* Instructions to follow
All of the data below is to be printed again exactly.

_____

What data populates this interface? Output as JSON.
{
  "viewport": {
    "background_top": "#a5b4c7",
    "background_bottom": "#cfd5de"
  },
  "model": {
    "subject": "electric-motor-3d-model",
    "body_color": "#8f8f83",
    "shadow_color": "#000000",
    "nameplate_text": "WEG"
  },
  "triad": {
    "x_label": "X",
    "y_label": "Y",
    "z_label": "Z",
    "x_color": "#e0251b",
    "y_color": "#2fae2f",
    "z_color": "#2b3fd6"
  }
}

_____

* Answer to the exercise
What data populates this interface? Output as JSON.
{
  "viewport": {
    "background_top": "#a5b4c7",
    "background_bottom": "#cfd5de"
  },
  "model": {
    "subject": "electric-motor-3d-model",
    "body_color": "#8f8f83",
    "shadow_color": "#000000",
    "nameplate_text": "WEG"
  },
  "triad": {
    "x_label": "X",
    "y_label": "Y",
    "z_label": "Z",
    "x_color": "#e0251b",
    "y_color": "#2fae2f",
    "z_color": "#2b3fd6"
  }
}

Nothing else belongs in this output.